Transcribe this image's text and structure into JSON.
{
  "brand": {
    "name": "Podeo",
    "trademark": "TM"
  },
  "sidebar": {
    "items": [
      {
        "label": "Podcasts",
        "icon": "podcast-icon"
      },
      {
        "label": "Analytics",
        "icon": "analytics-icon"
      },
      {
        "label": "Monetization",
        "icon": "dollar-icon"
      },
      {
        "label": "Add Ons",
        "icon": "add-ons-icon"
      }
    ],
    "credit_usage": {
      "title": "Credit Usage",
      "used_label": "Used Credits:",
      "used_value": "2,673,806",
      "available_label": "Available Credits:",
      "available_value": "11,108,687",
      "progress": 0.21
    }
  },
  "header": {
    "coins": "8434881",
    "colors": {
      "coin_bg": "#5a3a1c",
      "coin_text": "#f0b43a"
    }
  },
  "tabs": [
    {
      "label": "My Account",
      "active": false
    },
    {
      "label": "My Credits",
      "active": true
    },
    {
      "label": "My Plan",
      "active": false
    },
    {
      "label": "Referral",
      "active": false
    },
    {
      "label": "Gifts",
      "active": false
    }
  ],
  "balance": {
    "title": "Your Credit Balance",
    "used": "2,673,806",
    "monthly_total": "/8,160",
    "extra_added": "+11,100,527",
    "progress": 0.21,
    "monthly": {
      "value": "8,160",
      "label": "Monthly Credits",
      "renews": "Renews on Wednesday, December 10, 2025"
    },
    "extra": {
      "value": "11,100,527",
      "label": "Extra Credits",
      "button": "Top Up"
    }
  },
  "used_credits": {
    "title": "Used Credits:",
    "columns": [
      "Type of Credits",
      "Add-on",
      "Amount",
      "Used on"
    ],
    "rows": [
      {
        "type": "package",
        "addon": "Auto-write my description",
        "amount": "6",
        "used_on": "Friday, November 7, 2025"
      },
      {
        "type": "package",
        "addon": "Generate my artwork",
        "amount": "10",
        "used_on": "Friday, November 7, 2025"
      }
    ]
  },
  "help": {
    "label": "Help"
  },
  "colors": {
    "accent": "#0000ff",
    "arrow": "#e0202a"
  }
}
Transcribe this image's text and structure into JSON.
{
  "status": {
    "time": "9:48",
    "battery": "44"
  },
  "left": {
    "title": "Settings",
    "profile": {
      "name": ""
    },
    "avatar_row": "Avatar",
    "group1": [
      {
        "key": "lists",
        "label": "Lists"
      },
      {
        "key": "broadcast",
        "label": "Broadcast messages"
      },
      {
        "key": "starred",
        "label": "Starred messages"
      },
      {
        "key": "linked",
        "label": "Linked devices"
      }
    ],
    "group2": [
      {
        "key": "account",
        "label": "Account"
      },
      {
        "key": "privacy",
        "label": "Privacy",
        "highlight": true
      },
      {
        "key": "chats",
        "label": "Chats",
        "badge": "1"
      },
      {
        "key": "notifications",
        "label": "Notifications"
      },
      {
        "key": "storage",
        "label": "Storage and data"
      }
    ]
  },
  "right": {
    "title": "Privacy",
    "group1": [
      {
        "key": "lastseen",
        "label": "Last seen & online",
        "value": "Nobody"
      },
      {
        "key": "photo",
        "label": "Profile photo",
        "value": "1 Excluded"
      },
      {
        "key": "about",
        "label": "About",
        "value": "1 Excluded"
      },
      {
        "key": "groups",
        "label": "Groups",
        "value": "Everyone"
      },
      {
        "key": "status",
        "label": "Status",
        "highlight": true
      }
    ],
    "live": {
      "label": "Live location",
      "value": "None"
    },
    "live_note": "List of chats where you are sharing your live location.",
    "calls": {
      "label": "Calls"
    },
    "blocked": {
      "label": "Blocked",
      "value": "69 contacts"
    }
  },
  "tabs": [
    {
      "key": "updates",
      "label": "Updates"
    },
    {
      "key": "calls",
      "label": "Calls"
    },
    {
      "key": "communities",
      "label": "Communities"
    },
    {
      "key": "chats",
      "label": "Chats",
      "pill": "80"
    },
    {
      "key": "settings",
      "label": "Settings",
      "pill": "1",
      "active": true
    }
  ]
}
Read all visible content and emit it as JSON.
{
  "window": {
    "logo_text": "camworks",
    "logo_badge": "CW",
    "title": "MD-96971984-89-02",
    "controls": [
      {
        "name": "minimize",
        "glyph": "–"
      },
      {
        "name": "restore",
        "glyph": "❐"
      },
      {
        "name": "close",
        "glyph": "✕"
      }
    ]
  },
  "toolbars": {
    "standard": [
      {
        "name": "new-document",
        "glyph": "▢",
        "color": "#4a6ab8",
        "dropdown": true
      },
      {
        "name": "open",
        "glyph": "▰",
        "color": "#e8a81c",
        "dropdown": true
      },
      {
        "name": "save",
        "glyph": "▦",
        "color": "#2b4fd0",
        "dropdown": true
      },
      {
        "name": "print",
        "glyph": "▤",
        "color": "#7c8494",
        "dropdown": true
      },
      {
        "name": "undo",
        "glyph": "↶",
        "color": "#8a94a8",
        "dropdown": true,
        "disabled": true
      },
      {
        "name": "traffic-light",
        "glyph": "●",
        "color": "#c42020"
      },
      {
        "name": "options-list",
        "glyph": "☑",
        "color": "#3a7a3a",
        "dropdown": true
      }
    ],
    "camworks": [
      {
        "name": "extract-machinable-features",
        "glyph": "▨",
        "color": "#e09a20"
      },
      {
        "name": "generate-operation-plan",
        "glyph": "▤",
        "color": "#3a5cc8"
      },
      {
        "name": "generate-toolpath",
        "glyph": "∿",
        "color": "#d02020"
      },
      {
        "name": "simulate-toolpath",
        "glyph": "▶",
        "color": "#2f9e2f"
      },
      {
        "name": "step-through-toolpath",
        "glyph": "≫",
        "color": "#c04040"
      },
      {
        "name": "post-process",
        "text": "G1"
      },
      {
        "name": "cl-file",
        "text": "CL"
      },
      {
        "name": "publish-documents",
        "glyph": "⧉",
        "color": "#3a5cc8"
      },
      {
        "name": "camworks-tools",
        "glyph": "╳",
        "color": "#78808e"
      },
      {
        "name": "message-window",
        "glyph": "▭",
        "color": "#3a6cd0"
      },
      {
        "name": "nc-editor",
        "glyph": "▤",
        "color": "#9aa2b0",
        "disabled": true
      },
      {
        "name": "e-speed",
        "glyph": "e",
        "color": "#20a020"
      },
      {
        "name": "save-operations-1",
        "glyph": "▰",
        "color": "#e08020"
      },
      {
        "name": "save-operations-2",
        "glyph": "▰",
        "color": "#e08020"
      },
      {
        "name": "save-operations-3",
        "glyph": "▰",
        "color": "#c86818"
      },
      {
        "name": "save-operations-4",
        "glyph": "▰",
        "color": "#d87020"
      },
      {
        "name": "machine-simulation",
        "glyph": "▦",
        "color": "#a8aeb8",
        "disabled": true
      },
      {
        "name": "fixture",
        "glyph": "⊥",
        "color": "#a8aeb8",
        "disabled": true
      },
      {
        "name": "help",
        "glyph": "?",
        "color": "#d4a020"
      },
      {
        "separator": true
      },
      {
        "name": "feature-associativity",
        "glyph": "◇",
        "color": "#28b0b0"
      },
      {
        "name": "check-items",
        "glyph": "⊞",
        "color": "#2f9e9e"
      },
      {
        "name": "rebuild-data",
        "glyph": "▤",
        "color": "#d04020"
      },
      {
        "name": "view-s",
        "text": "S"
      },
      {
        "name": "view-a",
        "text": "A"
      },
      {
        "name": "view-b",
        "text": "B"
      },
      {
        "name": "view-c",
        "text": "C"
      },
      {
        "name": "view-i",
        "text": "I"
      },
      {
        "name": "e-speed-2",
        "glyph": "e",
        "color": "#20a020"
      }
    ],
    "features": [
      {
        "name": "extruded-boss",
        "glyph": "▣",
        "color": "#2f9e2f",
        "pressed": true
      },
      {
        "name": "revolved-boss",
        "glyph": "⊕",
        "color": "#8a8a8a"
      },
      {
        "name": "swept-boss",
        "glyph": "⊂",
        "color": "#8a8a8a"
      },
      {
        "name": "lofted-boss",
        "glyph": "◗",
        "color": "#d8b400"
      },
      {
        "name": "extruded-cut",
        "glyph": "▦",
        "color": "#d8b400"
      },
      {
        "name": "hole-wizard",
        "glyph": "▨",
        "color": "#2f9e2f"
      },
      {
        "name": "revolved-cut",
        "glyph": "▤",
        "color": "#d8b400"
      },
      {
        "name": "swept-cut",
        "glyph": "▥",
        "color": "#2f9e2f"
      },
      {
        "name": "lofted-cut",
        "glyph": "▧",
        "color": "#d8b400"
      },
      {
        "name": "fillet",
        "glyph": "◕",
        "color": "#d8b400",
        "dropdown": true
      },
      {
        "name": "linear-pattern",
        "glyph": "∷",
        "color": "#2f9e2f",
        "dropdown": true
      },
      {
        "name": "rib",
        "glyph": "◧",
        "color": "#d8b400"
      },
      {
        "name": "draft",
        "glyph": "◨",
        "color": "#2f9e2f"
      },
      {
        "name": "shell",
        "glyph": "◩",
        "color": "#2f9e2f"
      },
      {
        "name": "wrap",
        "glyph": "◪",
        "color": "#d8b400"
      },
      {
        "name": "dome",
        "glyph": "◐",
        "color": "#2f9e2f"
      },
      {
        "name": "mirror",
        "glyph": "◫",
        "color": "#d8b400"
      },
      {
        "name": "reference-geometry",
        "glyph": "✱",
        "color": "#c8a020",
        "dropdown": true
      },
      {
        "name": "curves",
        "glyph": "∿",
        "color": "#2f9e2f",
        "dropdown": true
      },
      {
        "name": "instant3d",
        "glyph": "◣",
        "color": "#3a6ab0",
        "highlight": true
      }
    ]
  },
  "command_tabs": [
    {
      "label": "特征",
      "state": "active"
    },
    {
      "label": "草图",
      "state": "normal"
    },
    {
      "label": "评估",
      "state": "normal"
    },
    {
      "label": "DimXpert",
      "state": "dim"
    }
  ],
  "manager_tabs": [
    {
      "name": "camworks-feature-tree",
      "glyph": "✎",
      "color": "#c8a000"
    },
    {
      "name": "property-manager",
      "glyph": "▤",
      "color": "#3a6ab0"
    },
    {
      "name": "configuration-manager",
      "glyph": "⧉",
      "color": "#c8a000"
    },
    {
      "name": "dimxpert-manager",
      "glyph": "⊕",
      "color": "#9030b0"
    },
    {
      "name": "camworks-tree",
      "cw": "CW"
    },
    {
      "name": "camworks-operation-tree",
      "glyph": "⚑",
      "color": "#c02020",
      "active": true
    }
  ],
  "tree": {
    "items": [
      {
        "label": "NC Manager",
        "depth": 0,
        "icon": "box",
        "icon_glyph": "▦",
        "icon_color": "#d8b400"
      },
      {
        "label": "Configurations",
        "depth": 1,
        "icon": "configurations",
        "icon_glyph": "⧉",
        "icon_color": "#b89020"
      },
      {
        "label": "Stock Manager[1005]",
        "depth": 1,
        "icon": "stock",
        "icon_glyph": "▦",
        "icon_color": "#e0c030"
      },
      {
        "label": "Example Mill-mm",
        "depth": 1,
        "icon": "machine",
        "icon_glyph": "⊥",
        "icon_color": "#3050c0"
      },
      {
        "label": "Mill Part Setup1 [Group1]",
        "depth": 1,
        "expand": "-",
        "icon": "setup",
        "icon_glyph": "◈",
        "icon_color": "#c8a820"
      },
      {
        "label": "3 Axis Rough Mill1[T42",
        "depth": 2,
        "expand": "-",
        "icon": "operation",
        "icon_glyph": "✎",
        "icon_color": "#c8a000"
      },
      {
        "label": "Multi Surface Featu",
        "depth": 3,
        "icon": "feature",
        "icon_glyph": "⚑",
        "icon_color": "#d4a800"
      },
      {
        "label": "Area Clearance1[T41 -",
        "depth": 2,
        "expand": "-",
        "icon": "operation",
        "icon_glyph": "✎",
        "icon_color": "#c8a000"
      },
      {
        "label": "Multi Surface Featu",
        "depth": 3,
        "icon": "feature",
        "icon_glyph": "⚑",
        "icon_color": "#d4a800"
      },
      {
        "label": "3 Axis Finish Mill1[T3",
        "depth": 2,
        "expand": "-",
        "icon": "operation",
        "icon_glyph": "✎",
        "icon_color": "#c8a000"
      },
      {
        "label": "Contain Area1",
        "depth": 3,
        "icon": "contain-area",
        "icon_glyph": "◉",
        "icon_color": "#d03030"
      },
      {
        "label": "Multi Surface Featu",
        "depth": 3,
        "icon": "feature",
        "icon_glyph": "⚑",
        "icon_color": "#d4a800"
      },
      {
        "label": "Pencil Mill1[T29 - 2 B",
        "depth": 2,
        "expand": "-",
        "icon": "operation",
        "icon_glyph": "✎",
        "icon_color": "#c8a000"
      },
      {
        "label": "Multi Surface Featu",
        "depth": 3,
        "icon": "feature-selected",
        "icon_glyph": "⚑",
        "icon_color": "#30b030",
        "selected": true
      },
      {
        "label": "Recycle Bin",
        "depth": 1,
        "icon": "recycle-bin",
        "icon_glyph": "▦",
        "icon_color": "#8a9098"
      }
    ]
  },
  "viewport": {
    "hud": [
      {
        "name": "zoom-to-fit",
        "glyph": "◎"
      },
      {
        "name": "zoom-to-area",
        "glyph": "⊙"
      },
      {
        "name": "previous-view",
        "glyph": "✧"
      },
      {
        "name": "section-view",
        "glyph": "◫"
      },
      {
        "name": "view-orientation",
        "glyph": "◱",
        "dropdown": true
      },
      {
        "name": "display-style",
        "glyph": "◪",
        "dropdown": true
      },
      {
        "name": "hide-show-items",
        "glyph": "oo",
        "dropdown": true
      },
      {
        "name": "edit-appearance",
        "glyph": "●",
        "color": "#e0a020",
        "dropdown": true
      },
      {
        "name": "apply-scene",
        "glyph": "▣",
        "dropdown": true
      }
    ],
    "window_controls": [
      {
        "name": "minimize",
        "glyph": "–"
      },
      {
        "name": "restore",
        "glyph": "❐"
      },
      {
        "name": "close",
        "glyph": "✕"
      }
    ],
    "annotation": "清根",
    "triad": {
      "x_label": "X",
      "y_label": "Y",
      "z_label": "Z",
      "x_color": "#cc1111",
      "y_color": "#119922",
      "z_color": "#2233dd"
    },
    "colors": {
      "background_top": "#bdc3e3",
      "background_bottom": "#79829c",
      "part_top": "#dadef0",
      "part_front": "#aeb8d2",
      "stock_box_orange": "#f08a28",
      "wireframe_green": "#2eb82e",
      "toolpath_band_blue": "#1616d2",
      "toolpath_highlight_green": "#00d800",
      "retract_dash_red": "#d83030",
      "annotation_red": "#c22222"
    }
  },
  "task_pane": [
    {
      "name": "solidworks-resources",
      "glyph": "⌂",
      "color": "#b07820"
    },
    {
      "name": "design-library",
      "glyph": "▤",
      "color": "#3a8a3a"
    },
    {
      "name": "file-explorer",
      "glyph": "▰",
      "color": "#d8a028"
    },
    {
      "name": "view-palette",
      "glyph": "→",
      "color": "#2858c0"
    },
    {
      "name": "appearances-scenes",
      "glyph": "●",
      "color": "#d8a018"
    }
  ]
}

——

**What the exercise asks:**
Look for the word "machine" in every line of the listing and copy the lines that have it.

**Solution to this problem:**
        "name": "machine-simulation",
        "icon": "machine",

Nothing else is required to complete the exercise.